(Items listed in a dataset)
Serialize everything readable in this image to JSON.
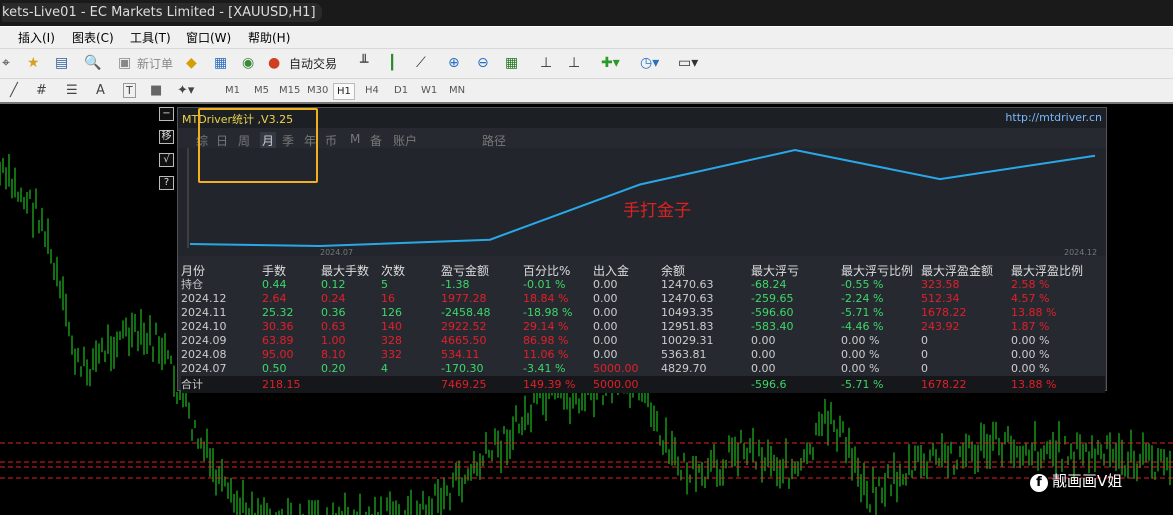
{
  "window": {
    "title": "kets-Live01 - EC Markets Limited - [XAUUSD,H1]"
  },
  "menu": [
    "插入(I)",
    "图表(C)",
    "工具(T)",
    "窗口(W)",
    "帮助(H)"
  ],
  "toolbar": {
    "new_order": "新订单",
    "auto_trading": "自动交易"
  },
  "drawing_tools": {
    "text_tool": "A",
    "label_tool": "T"
  },
  "timeframes": [
    "M1",
    "M5",
    "M15",
    "M30",
    "H1",
    "H4",
    "D1",
    "W1",
    "MN"
  ],
  "selected_timeframe": "H1",
  "side_buttons": [
    "−",
    "移",
    "√",
    "?"
  ],
  "panel": {
    "title": "MTDriver统计 ,V3.25",
    "link": "http://mtdriver.cn",
    "tabs": [
      "综",
      "日",
      "周",
      "月",
      "季",
      "年",
      "币",
      "M",
      "备",
      "账户",
      "路径"
    ],
    "active_tab": "月",
    "graph_label": "手打金子",
    "graph_x_start": "2024.07",
    "graph_x_end": "2024.12",
    "equity_curve": [
      5000,
      4829.7,
      5363.81,
      10029.31,
      12951.83,
      10493.35,
      12470.63
    ],
    "columns": [
      "月份",
      "手数",
      "最大手数",
      "次数",
      "盈亏金额",
      "百分比%",
      "出入金",
      "余额",
      "最大浮亏",
      "最大浮亏比例",
      "最大浮盈金额",
      "最大浮盈比例"
    ],
    "rows": [
      [
        "持仓",
        "0.44",
        "0.12",
        "5",
        "-1.38",
        "-0.01 %",
        "0.00",
        "12470.63",
        "-68.24",
        "-0.55 %",
        "323.58",
        "2.58 %"
      ],
      [
        "2024.12",
        "2.64",
        "0.24",
        "16",
        "1977.28",
        "18.84 %",
        "0.00",
        "12470.63",
        "-259.65",
        "-2.24 %",
        "512.34",
        "4.57 %"
      ],
      [
        "2024.11",
        "25.32",
        "0.36",
        "126",
        "-2458.48",
        "-18.98 %",
        "0.00",
        "10493.35",
        "-596.60",
        "-5.71 %",
        "1678.22",
        "13.88 %"
      ],
      [
        "2024.10",
        "30.36",
        "0.63",
        "140",
        "2922.52",
        "29.14 %",
        "0.00",
        "12951.83",
        "-583.40",
        "-4.46 %",
        "243.92",
        "1.87 %"
      ],
      [
        "2024.09",
        "63.89",
        "1.00",
        "328",
        "4665.50",
        "86.98 %",
        "0.00",
        "10029.31",
        "0.00",
        "0.00 %",
        "0",
        "0.00 %"
      ],
      [
        "2024.08",
        "95.00",
        "8.10",
        "332",
        "534.11",
        "11.06 %",
        "0.00",
        "5363.81",
        "0.00",
        "0.00 %",
        "0",
        "0.00 %"
      ],
      [
        "2024.07",
        "0.50",
        "0.20",
        "4",
        "-170.30",
        "-3.41 %",
        "5000.00",
        "4829.70",
        "0.00",
        "0.00 %",
        "0",
        "0.00 %"
      ]
    ],
    "total": [
      "合计",
      "218.15",
      "",
      "",
      "7469.25",
      "149.39 %",
      "5000.00",
      "",
      "-596.6",
      "-5.71 %",
      "1678.22",
      "13.88 %"
    ]
  },
  "watermark": "靓画画V姐",
  "colors": {
    "profit": "#e0202a",
    "loss": "#3fd66a",
    "candles": "#22e022",
    "level": "#e02020",
    "highlight": "#f2b01e"
  }
}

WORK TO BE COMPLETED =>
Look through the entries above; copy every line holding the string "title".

EXERCISE ANSWER =>
    "title": "kets-Live01 - EC Markets Limited - [XAUUSD,H1]"
    "title": "MTDriver统计 ,V3.25",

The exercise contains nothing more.